The Mall of Asia, in Manila, Philippines, is the 4th-largest shopping mall in the world. Photo credit: Ivan Tykhy, 2012.
Just a few years ago, the Philippines was dubbed as “the sick man of Asia.” Today, it is a regional star, with its stellar economic performance at 6.6% in 2012, coming second only to China’s 7.8%. Standard & Poor’s (S&P) elevated the country’s credit rating from “stable” to “positive,” and may, according to the Philippine Finance Minister, soon get an investment grade that will enable it to attract even more foreign direct investment (FDI). Likewise, the World Bank has for the third time upgraded the country’s growth forecast. Its stock market is one of the best performers in the region. According to HSBC estimates, if current trends hold up, the Philippines by 2050 can become the 16th largest economy in the world, a giant leap from its current ranking of 44th.
Private investments, especially in the retail industry, are creating major contributions to the country’s economic success, including the modest shopping mall. Shopping malls are proliferating in towns and cities far beyond Metro Manila. According to data provided by the Philippine Retailers Association, shopping malls account for about 15% of the country’s GNP and 33% of the entire services sector. They employ about 18% of the Philippine labor force, translating into about 5.25 million employed Filipinos. Continue reading →
Bomb crater in Serekaneye, Syria. Photo Credit: Fatih Polat., March 22, 2013.
By Anders Corr, Ph.D.
The US and NATO could be pursuing a strategy of adding fuel to the fire in Syria. The Government of Syria has been allied with Iran, and irritated the US and NATO from a nonproliferation perspective, for a long time. The US has consequently wanted to destabilize the Syrian Government. Now, that wish has been met. The Syrian Government is in a counterinsurgency against rebels that are closely allied with Al Qaeda. Other than humanitarian considerations, the US and NATO should be quietly overjoyed that two enemies are fighting. Continue reading →
By Anders Corr, Ph.D. On Sunday and Monday in Dhaka and Chittagong, Bangladesh, from 70,000 to 200,000 Islamist protesters called for adoption of Islamic law (Sharia) by the secular government. The government responded with force to related road blockages, violent riots, and primitive thrown explosives. The government use of force included some live fire, and a total of approximately 37 killed over two days. That number will likely rise, and thrice that number were likely wounded. The largest opposition party, which is allied with the Islamists, called for a 2-day general strike (WSJ, NYT, CNN, WP, AJ). Footage of the protests is below, courtesy of Associated Press.
The effects of such force will be to increase the number and militancy of islamists in Bangladesh. A minority will likely turn to more subversive violence, such as terrorist assassinations, extortion, and bombings. Such action and reaction by the government and protesters has no obvious resolution in sight.
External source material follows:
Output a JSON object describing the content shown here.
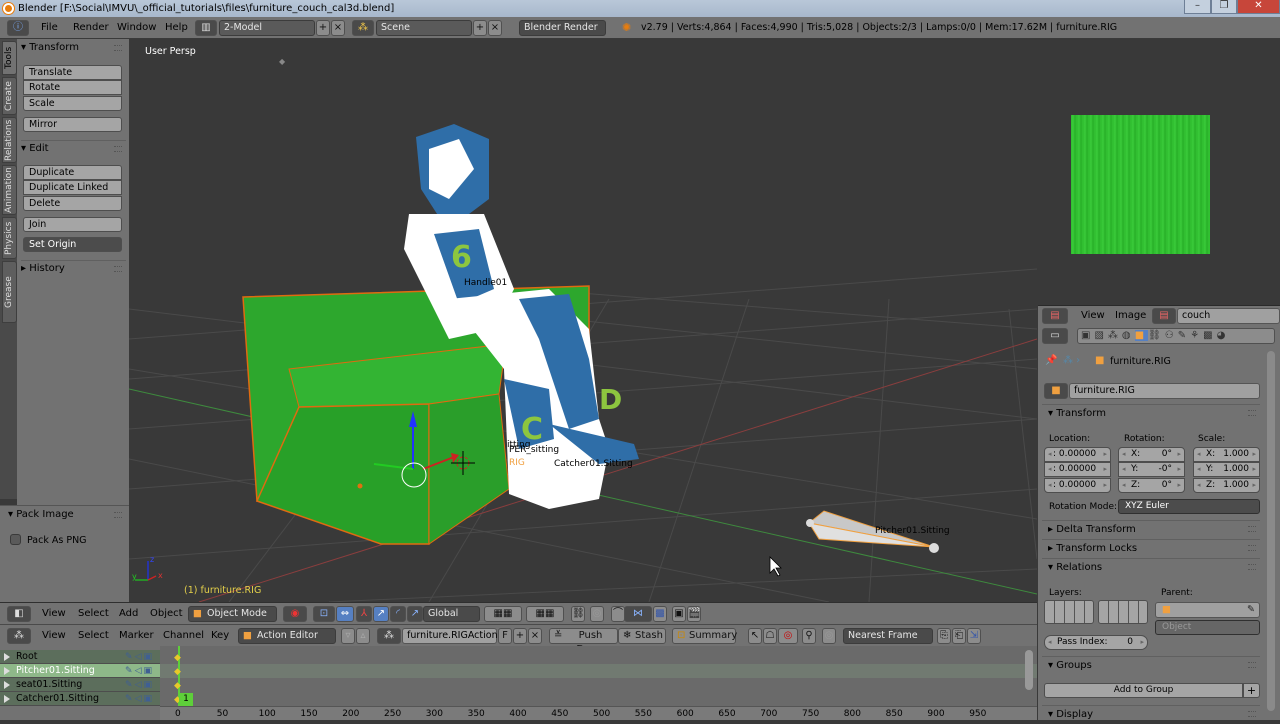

Combined with Islamist anger at continuing legal proceedings against prominent Islamist politicians and public anger at mounting factory deaths, the last two days is likely a turning point for Bangladesh’s stability — in a decidedly negative direction. At least some of this increasing unrest may soon target foreign visitors, investments, and suppliers in the country.